--- Instructions for the task ---
Each record that follows must be given again without alteration.
### Recorded data
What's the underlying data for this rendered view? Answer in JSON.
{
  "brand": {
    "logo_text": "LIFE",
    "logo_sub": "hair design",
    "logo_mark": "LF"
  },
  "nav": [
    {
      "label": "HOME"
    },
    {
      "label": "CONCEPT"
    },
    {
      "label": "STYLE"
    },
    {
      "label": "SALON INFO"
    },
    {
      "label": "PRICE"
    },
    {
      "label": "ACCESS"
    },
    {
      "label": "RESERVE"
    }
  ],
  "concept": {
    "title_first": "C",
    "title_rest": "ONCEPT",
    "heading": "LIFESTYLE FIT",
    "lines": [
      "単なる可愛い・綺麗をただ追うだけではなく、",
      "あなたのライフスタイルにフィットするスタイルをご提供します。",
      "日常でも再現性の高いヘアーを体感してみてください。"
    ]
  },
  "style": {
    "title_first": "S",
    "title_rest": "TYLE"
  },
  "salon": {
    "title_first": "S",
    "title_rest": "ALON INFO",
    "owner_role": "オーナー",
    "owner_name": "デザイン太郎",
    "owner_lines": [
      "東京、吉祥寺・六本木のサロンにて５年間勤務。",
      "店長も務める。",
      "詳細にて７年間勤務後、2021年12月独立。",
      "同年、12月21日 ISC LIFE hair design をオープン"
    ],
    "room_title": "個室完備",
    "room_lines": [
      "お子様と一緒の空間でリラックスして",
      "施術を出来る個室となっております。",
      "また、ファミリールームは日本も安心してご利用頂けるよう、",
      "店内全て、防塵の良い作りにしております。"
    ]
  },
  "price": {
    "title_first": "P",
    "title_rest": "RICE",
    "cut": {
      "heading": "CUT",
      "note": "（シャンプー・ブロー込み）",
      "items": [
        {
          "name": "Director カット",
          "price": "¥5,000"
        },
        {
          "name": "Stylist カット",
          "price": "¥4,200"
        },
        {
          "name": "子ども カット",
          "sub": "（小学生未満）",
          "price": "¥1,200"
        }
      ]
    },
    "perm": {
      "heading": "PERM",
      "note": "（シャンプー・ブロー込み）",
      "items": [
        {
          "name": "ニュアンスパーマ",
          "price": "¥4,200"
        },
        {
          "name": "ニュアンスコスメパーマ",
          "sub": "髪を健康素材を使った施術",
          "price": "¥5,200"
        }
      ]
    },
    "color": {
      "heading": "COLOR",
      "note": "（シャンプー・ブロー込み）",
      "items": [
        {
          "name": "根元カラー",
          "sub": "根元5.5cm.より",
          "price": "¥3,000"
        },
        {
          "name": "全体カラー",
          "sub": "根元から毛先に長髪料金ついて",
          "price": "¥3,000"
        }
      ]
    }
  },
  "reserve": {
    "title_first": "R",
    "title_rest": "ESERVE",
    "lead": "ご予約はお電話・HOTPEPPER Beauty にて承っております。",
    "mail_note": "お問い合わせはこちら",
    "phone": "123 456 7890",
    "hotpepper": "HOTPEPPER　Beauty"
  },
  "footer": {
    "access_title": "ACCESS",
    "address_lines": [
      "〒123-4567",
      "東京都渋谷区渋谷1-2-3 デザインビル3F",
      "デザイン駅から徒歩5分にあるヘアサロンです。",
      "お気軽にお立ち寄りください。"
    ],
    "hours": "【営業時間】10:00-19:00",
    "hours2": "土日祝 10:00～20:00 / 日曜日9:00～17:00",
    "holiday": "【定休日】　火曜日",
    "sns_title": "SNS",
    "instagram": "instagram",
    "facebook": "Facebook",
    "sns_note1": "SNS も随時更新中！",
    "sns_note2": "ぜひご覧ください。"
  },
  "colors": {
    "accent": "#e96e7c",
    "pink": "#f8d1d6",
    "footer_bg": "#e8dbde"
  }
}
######
--- Result of the task ---
What's the underlying data for this rendered view? Answer in JSON.
{
  "brand": {
    "logo_text": "LIFE",
    "logo_sub": "hair design",
    "logo_mark": "LF"
  },
  "nav": [
    {
      "label": "HOME"
    },
    {
      "label": "CONCEPT"
    },
    {
      "label": "STYLE"
    },
    {
      "label": "SALON INFO"
    },
    {
      "label": "PRICE"
    },
    {
      "label": "ACCESS"
    },
    {
      "label": "RESERVE"
    }
  ],
  "concept": {
    "title_first": "C",
    "title_rest": "ONCEPT",
    "heading": "LIFESTYLE FIT",
    "lines": [
      "単なる可愛い・綺麗をただ追うだけではなく、",
      "あなたのライフスタイルにフィットするスタイルをご提供します。",
      "日常でも再現性の高いヘアーを体感してみてください。"
    ]
  },
  "style": {
    "title_first": "S",
    "title_rest": "TYLE"
  },
  "salon": {
    "title_first": "S",
    "title_rest": "ALON INFO",
    "owner_role": "オーナー",
    "owner_name": "デザイン太郎",
    "owner_lines": [
      "東京、吉祥寺・六本木のサロンにて５年間勤務。",
      "店長も務める。",
      "詳細にて７年間勤務後、2021年12月独立。",
      "同年、12月21日 ISC LIFE hair design をオープン"
    ],
    "room_title": "個室完備",
    "room_lines": [
      "お子様と一緒の空間でリラックスして",
      "施術を出来る個室となっております。",
      "また、ファミリールームは日本も安心してご利用頂けるよう、",
      "店内全て、防塵の良い作りにしております。"
    ]
  },
  "price": {
    "title_first": "P",
    "title_rest": "RICE",
    "cut": {
      "heading": "CUT",
      "note": "（シャンプー・ブロー込み）",
      "items": [
        {
          "name": "Director カット",
          "price": "¥5,000"
        },
        {
          "name": "Stylist カット",
          "price": "¥4,200"
        },
        {
          "name": "子ども カット",
          "sub": "（小学生未満）",
          "price": "¥1,200"
        }
      ]
    },
    "perm": {
      "heading": "PERM",
      "note": "（シャンプー・ブロー込み）",
      "items": [
        {
          "name": "ニュアンスパーマ",
          "price": "¥4,200"
        },
        {
          "name": "ニュアンスコスメパーマ",
          "sub": "髪を健康素材を使った施術",
          "price": "¥5,200"
        }
      ]
    },
    "color": {
      "heading": "COLOR",
      "note": "（シャンプー・ブロー込み）",
      "items": [
        {
          "name": "根元カラー",
          "sub": "根元5.5cm.より",
          "price": "¥3,000"
        },
        {
          "name": "全体カラー",
          "sub": "根元から毛先に長髪料金ついて",
          "price": "¥3,000"
        }
      ]
    }
  },
  "reserve": {
    "title_first": "R",
    "title_rest": "ESERVE",
    "lead": "ご予約はお電話・HOTPEPPER Beauty にて承っております。",
    "mail_note": "お問い合わせはこちら",
    "phone": "123 456 7890",
    "hotpepper": "HOTPEPPER　Beauty"
  },
  "footer": {
    "access_title": "ACCESS",
    "address_lines": [
      "〒123-4567",
      "東京都渋谷区渋谷1-2-3 デザインビル3F",
      "デザイン駅から徒歩5分にあるヘアサロンです。",
      "お気軽にお立ち寄りください。"
    ],
    "hours": "【営業時間】10:00-19:00",
    "hours2": "土日祝 10:00～20:00 / 日曜日9:00～17:00",
    "holiday": "【定休日】　火曜日",
    "sns_title": "SNS",
    "instagram": "instagram",
    "facebook": "Facebook",
    "sns_note1": "SNS も随時更新中！",
    "sns_note2": "ぜひご覧ください。"
  },
  "colors": {
    "accent": "#e96e7c",
    "pink": "#f8d1d6",
    "footer_bg": "#e8dbde"
  }
}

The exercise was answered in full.